i.m. Lillian Bilocca and the Hull triple trawler disaster, 1968.
I dreamed Hessle Road was a river
thundering by night to the North Sea
and all the men I’d tried to warn
were channelled from their pubs and houses
fists still clutching glasses, papers,
kitchen knives. I lay down in the waters
like a boat, but I was buffeted,
I zig-zagged after them, face-down,
my body bloated in the stream. I could still see
and knew the shoals beneath weren’t fish
but scraps of hulls and decks,
dead radios. The riverbed was lined
with messages, scribbled goodbyes
to everything we’d not yet lost
to all we could not carry, would not need
where water planned on taking us.
What the papers said
We’ll fight for our lads said 17-stone Lil,
proud on the docks like a 17-stone anchor.
Each ship needs a working radio, said the fishwife,
raising herself to her full height
and full 17 stone.
Lil is meeting Harold Wilson next week
and at 17 stone, she’s bound to make an impact.
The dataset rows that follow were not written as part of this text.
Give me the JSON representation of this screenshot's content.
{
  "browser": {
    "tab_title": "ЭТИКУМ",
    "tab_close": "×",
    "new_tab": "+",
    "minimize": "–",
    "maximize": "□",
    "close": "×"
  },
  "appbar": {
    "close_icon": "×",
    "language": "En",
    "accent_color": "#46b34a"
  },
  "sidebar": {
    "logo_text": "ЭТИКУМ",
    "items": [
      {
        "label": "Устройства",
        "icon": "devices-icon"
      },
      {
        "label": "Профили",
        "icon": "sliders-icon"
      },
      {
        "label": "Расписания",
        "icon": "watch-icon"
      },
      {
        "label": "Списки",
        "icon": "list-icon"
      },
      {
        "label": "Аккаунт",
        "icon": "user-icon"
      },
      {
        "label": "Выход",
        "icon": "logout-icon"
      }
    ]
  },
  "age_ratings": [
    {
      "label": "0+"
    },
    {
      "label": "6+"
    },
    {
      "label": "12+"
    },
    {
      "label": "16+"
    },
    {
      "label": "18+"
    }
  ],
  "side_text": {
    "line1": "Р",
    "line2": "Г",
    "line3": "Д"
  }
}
The 17-stone Hull woman has called for a reform
of fishing laws in her distinctive Yorkshire accent,
standing at 17 stone and 5 foot 5.
With 17 stone behind her, she’s looking squarely
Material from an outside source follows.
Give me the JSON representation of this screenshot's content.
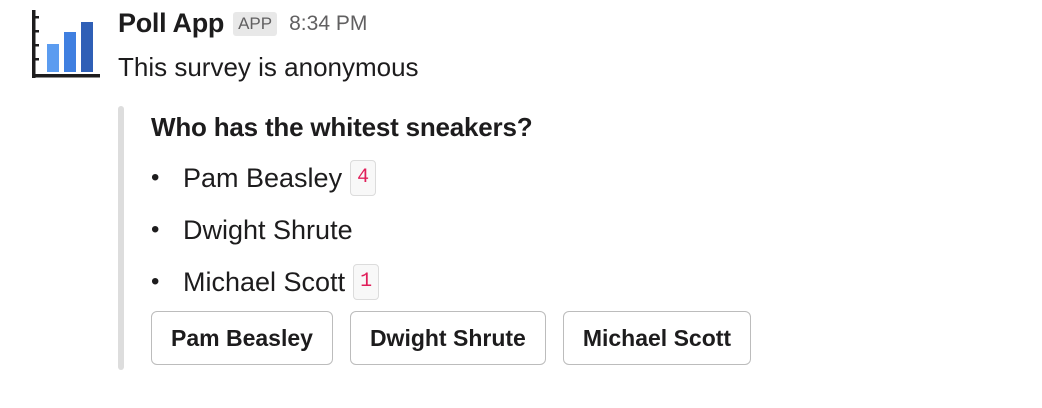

to the future. I’m proud of her said her husband
10-stone Charlie, gazing out to sea.
Don’t speak until you’re spoken to.
The ocean’s given me my cue.
You shouldn’t raise your voice outdoors.
My words live in the crowd’s applause.
This is a matter for the men. Go home.
I’ll stand until I’m frozen down to bone.
Your accent’s making you a laughing stock.
Long as they listen, let them mock.
They’ll mute you, Lil. They’ll throw you out to sea.
They’ll have to gag this town to silence me.
Lil’s last word
Nothing touches Hull except the sea.
As if a tide cut Hessle Road
and Anlaby, making us islands to ourselves.
I dived in where the ocean shelved away
and tried to swim. Before I’d raised my arms
I was already too far in
and too far out. The city fixed me
with its lighthouse stare. I opened my mouth
and I was ransacked by its glare.
I let a single word go like a flare
and watched it douse the night, then fall.
I sank as if I never swam at all.